“Slow fashion” may also be slow to gain momentum, but Narrative Made, a Hong Kong-based brand that recently debuted with a Fall/Winter 2016 collection, is the perfect poster child for all it can and should be. Created by Central Saint Martins graduate Sharon de Lyster, whose brief career as a trend forecaster introduced her to crafts-making communities in rural parts of Asia, Narrative Made is as much about what you can’t see as the gorgeous things you can. The blue of the watery ripples on cropped pants dyed with the Japanese arashi shibori technique comes from Bangladeshi indigo, the fermented discharge of which is then used as an all-natural fertilizer in farming communities. Cuffs on silk button-ups are cross-stitched with chili-flower designs in Guizhou by artisans from the Miao tribe, whose only form of a written language is embroidered motifs, and the ikat that appears as trim throughout the collection is all upcycled. Like a good narrative, each piece has a character and timeline—three weeks for Kai Jin to hand pleat a midi skirt, say, or two months for Moslema to quilt a scarf—along with the commendable mission of keeping these traditions alive at fair wages. But these are not artifacts to stow away. Wrap dresses that double as jackets and butter-soft, floor-length silk overcoats are nothing if not city-ready.

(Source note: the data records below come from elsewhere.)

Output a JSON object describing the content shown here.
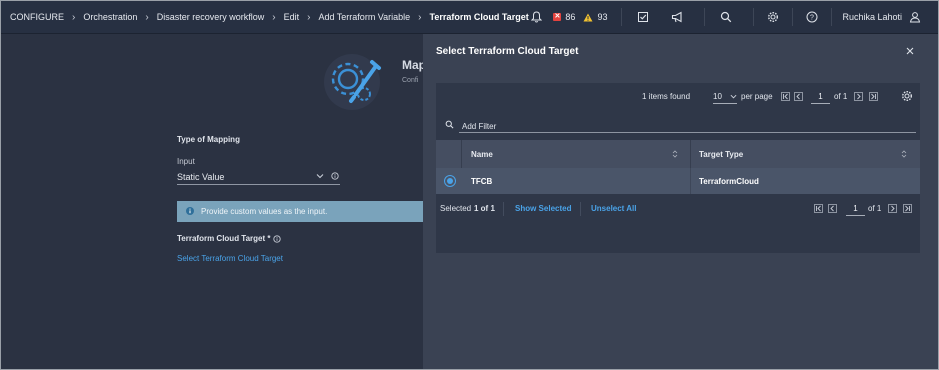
{
  "breadcrumbs": [
    "CONFIGURE",
    "Orchestration",
    "Disaster recovery workflow",
    "Edit",
    "Add Terraform Variable",
    "Terraform Cloud Target"
  ],
  "topbar": {
    "alerts_critical": "86",
    "alerts_warning": "93",
    "user_name": "Ruchika Lahoti",
    "icons": [
      "bell-icon",
      "critical-alert-icon",
      "warning-alert-icon",
      "tasks-icon",
      "megaphone-icon",
      "search-icon",
      "gear-icon",
      "help-icon",
      "user-icon"
    ]
  },
  "background_form": {
    "hero_title": "Map",
    "hero_subtitle": "Confi",
    "type_of_mapping_label": "Type of Mapping",
    "input_label": "Input",
    "input_value": "Static Value",
    "info_text": "Provide custom values as the input.",
    "target_label": "Terraform Cloud Target *",
    "select_link": "Select Terraform Cloud Target"
  },
  "panel": {
    "title": "Select Terraform Cloud Target",
    "items_found": "1 items found",
    "per_page_value": "10",
    "per_page_label": "per page",
    "page_current": "1",
    "page_of": "of 1",
    "filter_placeholder": "Add Filter",
    "columns": [
      "Name",
      "Target Type"
    ],
    "rows": [
      {
        "name": "TFCB",
        "target_type": "TerraformCloud",
        "selected": true
      }
    ],
    "footer": {
      "selected_prefix": "Selected",
      "selected_count": "1 of 1",
      "show_selected": "Show Selected",
      "unselect_all": "Unselect All",
      "page_current": "1",
      "page_of": "of 1"
    }
  },
  "colors": {
    "accent": "#4aa3e8",
    "critical": "#e5433f",
    "warning": "#f2c230",
    "panel_bg": "#3a4253",
    "page_bg": "#2b3242"
  }
}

This article originally appeared in the June/July print issue of DestinAsian magazine (“Maker’s Marks”).